Work task: Going line by line through the entries below, count those that contain "Spree". Give the number by itself.

Data for this exercise:
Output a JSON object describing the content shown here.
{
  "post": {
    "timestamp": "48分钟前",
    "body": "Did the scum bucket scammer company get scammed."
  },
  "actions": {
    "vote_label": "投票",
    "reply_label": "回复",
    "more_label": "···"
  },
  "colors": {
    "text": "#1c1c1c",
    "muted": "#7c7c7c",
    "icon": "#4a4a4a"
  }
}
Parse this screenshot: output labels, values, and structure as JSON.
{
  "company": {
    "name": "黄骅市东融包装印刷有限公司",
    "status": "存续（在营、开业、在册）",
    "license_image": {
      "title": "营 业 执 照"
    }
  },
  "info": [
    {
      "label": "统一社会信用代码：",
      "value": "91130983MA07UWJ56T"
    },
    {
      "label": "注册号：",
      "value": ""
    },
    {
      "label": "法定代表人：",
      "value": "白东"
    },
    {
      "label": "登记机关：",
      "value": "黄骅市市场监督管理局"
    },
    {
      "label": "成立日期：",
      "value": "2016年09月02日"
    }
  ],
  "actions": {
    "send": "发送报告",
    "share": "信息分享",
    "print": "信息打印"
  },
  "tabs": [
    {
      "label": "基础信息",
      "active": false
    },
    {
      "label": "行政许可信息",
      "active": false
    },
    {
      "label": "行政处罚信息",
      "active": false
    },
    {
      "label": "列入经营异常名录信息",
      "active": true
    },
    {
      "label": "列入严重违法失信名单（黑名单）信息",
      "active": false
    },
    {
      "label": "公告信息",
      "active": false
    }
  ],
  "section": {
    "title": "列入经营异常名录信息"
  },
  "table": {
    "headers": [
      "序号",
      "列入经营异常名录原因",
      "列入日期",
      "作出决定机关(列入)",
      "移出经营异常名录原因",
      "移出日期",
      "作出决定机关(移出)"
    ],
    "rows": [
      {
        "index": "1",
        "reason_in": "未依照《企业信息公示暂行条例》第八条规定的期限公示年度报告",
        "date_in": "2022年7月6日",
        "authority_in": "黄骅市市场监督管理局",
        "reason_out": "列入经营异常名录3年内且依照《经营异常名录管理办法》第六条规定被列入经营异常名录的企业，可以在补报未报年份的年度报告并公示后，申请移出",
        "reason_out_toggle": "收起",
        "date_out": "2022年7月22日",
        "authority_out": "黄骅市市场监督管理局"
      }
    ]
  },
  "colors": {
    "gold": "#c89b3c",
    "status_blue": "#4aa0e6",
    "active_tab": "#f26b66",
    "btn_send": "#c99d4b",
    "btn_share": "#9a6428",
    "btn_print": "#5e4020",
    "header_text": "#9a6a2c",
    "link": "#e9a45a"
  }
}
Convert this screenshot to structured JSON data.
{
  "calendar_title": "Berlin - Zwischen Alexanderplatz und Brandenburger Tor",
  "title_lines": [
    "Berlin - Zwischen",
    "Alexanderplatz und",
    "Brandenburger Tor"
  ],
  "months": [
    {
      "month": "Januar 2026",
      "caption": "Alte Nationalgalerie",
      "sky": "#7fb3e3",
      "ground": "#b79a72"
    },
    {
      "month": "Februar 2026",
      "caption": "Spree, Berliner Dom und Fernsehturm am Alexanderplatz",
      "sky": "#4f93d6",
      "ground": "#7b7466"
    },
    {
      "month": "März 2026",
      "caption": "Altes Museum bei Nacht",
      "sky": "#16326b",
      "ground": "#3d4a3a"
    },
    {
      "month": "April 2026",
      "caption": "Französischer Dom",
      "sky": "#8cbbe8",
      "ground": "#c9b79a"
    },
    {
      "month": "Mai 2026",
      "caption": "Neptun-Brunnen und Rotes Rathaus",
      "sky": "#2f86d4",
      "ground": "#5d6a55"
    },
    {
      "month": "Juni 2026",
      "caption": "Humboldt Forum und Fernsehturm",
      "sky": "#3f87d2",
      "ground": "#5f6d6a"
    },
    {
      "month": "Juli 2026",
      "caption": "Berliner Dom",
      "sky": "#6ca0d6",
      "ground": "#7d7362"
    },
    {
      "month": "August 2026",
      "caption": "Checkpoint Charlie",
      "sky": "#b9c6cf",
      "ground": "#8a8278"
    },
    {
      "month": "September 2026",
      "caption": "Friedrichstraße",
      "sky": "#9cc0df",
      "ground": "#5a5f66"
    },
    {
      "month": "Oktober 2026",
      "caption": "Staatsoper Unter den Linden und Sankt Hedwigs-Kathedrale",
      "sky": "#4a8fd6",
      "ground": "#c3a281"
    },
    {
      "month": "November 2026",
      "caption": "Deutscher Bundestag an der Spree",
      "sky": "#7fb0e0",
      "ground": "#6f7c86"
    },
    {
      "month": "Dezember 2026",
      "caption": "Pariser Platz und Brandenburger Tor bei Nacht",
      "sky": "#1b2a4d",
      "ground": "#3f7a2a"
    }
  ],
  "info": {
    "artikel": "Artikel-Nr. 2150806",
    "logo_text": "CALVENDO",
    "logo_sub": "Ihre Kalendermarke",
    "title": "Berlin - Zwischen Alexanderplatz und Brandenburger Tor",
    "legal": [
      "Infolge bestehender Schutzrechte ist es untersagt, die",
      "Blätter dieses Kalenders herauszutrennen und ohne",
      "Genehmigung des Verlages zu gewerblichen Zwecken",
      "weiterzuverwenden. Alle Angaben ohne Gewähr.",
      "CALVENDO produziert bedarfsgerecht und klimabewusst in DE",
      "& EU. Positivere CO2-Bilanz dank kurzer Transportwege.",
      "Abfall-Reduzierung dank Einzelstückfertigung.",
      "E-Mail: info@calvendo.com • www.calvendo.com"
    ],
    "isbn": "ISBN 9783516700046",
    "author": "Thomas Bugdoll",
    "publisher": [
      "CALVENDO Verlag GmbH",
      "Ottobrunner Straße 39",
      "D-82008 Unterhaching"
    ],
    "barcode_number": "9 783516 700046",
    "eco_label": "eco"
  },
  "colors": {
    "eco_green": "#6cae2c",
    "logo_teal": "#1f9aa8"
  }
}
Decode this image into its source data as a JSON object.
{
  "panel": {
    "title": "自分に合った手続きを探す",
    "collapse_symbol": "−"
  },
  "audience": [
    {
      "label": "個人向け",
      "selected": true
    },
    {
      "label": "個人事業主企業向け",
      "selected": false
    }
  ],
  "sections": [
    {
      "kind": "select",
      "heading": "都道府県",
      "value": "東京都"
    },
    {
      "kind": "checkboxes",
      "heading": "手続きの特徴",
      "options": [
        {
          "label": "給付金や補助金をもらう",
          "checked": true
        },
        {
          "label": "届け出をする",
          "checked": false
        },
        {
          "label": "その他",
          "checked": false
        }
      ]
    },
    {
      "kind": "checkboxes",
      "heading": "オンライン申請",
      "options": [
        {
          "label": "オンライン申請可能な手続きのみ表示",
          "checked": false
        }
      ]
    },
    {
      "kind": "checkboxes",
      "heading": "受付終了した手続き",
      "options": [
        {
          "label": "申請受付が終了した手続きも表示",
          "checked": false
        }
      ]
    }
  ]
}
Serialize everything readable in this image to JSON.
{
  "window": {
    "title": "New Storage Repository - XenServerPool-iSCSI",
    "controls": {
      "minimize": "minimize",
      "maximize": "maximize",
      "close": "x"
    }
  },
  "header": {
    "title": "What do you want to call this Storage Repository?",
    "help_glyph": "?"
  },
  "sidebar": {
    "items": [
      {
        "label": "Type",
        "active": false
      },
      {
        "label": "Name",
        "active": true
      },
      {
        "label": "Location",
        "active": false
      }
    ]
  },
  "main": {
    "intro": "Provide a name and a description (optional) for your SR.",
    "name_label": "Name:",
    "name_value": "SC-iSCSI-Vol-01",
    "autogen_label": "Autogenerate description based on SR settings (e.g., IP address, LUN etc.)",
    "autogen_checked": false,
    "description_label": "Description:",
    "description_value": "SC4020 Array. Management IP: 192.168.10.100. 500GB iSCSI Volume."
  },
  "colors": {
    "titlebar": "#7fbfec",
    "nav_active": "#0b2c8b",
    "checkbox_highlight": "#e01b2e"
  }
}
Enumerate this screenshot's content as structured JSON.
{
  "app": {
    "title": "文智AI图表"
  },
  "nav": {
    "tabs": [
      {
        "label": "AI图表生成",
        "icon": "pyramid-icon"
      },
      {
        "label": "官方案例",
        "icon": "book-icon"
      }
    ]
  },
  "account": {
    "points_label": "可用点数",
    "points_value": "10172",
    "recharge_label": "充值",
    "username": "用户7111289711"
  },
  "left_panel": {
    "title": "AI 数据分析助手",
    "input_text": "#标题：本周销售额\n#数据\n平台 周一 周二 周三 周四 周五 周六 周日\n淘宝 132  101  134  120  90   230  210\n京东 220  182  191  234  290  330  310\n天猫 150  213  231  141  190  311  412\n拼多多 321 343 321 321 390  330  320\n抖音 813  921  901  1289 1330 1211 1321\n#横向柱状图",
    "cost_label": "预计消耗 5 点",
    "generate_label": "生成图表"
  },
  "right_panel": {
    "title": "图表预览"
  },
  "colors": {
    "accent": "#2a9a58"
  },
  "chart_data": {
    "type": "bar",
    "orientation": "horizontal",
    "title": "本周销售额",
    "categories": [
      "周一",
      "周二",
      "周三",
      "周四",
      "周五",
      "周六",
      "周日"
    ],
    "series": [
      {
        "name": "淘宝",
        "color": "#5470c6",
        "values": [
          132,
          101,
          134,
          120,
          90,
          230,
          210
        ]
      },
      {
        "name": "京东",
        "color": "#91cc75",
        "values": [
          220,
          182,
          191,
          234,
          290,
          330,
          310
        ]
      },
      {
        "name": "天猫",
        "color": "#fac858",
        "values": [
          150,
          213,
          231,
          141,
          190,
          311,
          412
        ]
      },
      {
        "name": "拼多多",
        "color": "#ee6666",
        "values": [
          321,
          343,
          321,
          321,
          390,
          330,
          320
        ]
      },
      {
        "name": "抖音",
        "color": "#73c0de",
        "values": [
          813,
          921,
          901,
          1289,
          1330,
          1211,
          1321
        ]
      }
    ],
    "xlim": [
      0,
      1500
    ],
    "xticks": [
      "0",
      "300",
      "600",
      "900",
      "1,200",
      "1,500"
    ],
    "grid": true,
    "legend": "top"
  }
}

Written solution: 2